Two of the aims of the Raptor Foundation are to provide medical care for injured raptors and return rehabilitated birds back into the wild.
The centres on-site hospital is equipped to deal with the many birds that are admitted during the course of the year. On average, over 150 sick and injured birds have been treated over that period. The hospital is run by staff trained in emergency aid and after care, with a specialist avian vet on call when needed. Due to the expertise needed when treating birds of prey, birds are taken to a veterinary practise 60 miles away.
The hospital treats a wide variety of injuries and illnesses that include broken bones, infections, diseases and malnutrition. It also cares for babies and juveniles that have been left orphaned both in the nest and away from the nest site. For whatever reason a bird is brought into the hospital, the aim of the foundation is to introduce that bird back into the wild at the earliest possible opportunity. The success rate for orphaned juveniles is extremely high, but for the sick and injured that success rate is very much governed by the nature of the complaint, and tends to be lower.
Casualties are brought into the hospital from a variety of different sources. The majority come from members of the public who find these birds while out and about in the countryside or driving around country roads. The centre will also go out and rescue birds seen by the public in distress, as well as offering help and advice to veterinary practises who don’t have the facilities or expertise to deal with these birds on a long-term basis.
When a bird is brought to the hospital it will be admitted, then assessed for whatever injuries or illnesses it may have. Many of the problems are treatable by the hospital staff, using techniques in which they have been trained. Injuries and problems that are not treatable by staff are taken immediately to the vets for more specialised treatment and care. Once those birds have been treated either by staff at the centre, or the vet, they remain at the centre for their on-going care and rehabilitation.
The hospital sees many different species of bird of prey. Some more frequent than others, with injuries more common than others. Barn owls, tawny owls, little owls, kestrels, sparrowhawks and buzzards tend to be the more common, with long and short-eared owls, red kites, harriers and other falcon species much less common.
Road traffic accidents tend to provide a high number of casualties to the hospital, with many injuries so severe they are un-treatable. Malnutrition is another cause of high admissions, especially during periods of extremely wet or cold weather. Conditions where birds are unable to find food and become very weak in a very short space of time. For them, it is just a matter of feeding them back up to a more normal body weight and releasing them back.
The centre encourages members of the public to help with the release of the rehabilitated birds, they have found, back into the wild. In many cases it is just a matter of taking birds back to where they were found and releasing them. With orphaned birds, and those who have undergone a long process of rehabilitation, the release is not quite so easy, and is therefore carried out by staff, with often the help of outside organisations like the British Trust for Ornithology. Whichever method is used, the centre will always ensure the bird receives the best possible chance of a successful future back in the wild.
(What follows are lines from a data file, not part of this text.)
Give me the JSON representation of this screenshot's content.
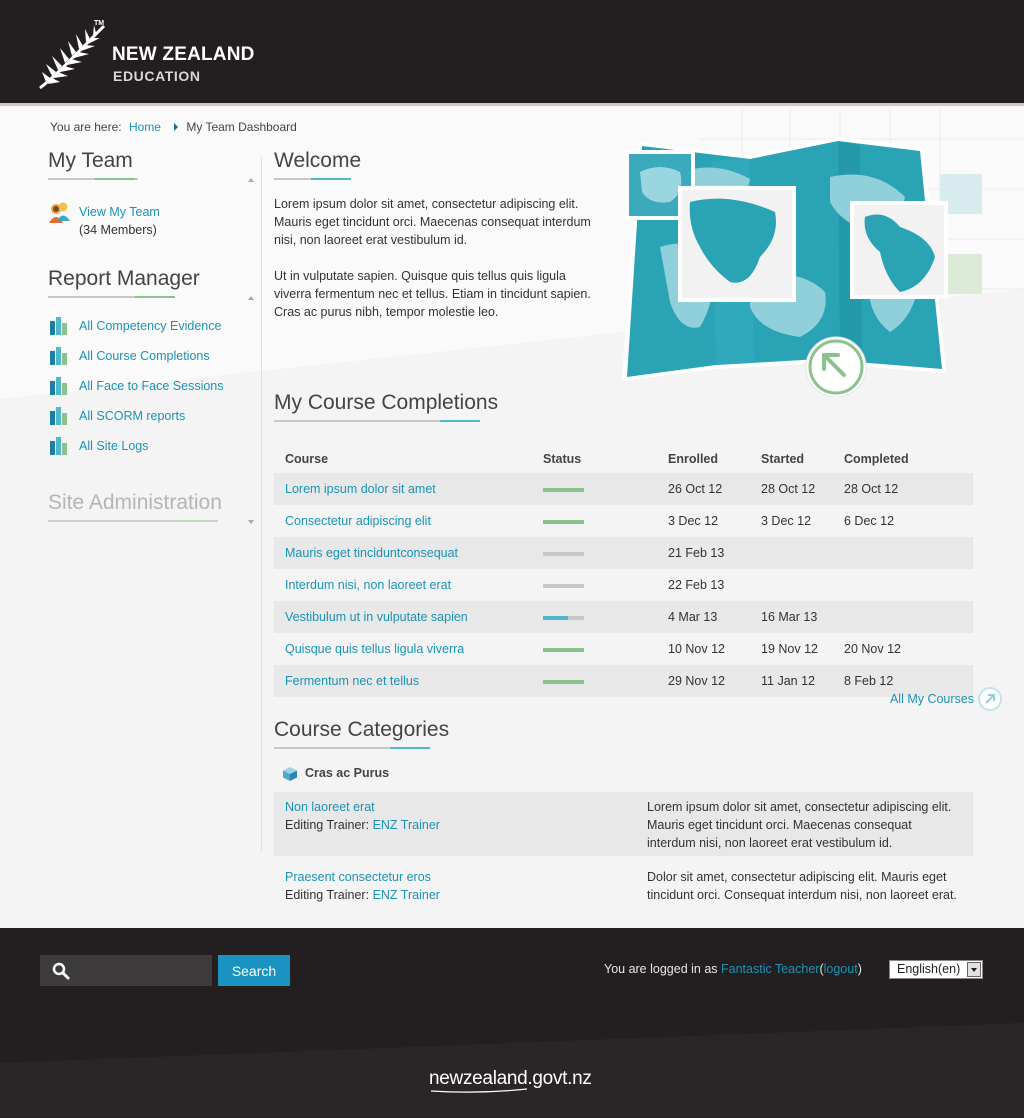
{
  "header": {
    "logo_line1": "NEW ZEALAND",
    "logo_line2": "EDUCATION",
    "logo_tm": "TM"
  },
  "breadcrumb": {
    "prefix": "You are here:",
    "home": "Home",
    "current": "My Team Dashboard"
  },
  "sidebar": {
    "my_team_title": "My Team",
    "view_team": "View My Team",
    "member_count": "(34 Members)",
    "report_title": "Report Manager",
    "reports": [
      "All Competency Evidence",
      "All Course Completions",
      "All Face to Face Sessions",
      "All SCORM reports",
      "All Site Logs"
    ],
    "site_admin_title": "Site Administration"
  },
  "welcome": {
    "title": "Welcome",
    "para1": "Lorem ipsum dolor sit amet, consectetur adipiscing elit. Mauris eget tincidunt orci. Maecenas consequat interdum nisi, non laoreet erat vestibulum id.",
    "para2": "Ut in vulputate sapien. Quisque quis tellus quis ligula viverra fermentum nec et tellus. Etiam in tincidunt sapien. Cras ac purus nibh, tempor molestie leo."
  },
  "completions": {
    "title": "My Course Completions",
    "headers": [
      "Course",
      "Status",
      "Enrolled",
      "Started",
      "Completed"
    ],
    "rows": [
      {
        "course": "Lorem ipsum dolor sit amet",
        "progress": 1.0,
        "enrolled": "26 Oct 12",
        "started": "28 Oct 12",
        "completed": "28 Oct 12"
      },
      {
        "course": "Consectetur adipiscing elit",
        "progress": 1.0,
        "enrolled": "3 Dec 12",
        "started": "3 Dec 12",
        "completed": "6 Dec 12"
      },
      {
        "course": "Mauris eget tinciduntconsequat",
        "progress": 0,
        "enrolled": "21 Feb 13",
        "started": "",
        "completed": ""
      },
      {
        "course": "Interdum nisi, non laoreet erat",
        "progress": 0,
        "enrolled": "22 Feb 13",
        "started": "",
        "completed": ""
      },
      {
        "course": "Vestibulum ut in vulputate sapien",
        "progress": 0.6,
        "enrolled": "4 Mar 13",
        "started": "16 Mar 13",
        "completed": ""
      },
      {
        "course": "Quisque quis tellus ligula viverra",
        "progress": 1.0,
        "enrolled": "10 Nov 12",
        "started": "19 Nov 12",
        "completed": "20 Nov 12"
      },
      {
        "course": "Fermentum nec et tellus",
        "progress": 1.0,
        "enrolled": "29 Nov 12",
        "started": "11 Jan 12",
        "completed": "8 Feb 12"
      }
    ],
    "all_link": "All My Courses"
  },
  "categories": {
    "title": "Course Categories",
    "group": "Cras ac Purus",
    "items": [
      {
        "name": "Non laoreet erat",
        "trainer_label": "Editing Trainer:",
        "trainer": "ENZ Trainer",
        "desc": "Lorem ipsum dolor sit amet, consectetur adipiscing elit. Mauris eget tincidunt orci. Maecenas consequat interdum nisi, non laoreet erat vestibulum id."
      },
      {
        "name": "Praesent consectetur eros",
        "trainer_label": "Editing Trainer:",
        "trainer": "ENZ Trainer",
        "desc": "Dolor sit amet, consectetur adipiscing elit. Mauris eget tincidunt orci. Consequat interdum nisi, non laoreet erat."
      }
    ]
  },
  "footer": {
    "search_button": "Search",
    "logged_prefix": "You are logged in as",
    "user": "Fantastic Teacher",
    "logout": "logout",
    "language": "English(en)",
    "govt": "newzealand.govt.nz"
  },
  "colors": {
    "header_bg": "#231f20",
    "accent_blue": "#1b93b5",
    "complete_green": "#8bc18b",
    "partial_teal": "#4fb8cc",
    "empty_gray": "#c8c8c8"
  }
}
As well as dealing with the many injured birds brought in from the wild, the hospital also deals with issues arising from the 150 plus birds permanently residing at the centre. Regular health checks, for example worming, spraying for mites, etc are carried out twice a year, as well as dealing with any emergencies that can occur at any time.
As a charity, the hospital does not receive any financial help other than the money raised by the centre and by the Friends of The Raptor Foundation. Veterinary fees, and medications, are costly, as the hospital will always give the best care possible to every bird admitted. Any donation given for the medical care of the birds will be used wisely, and will be very much appreciated.
Follow our news reports to find out more about our successful releases and the work carried out in the hospital.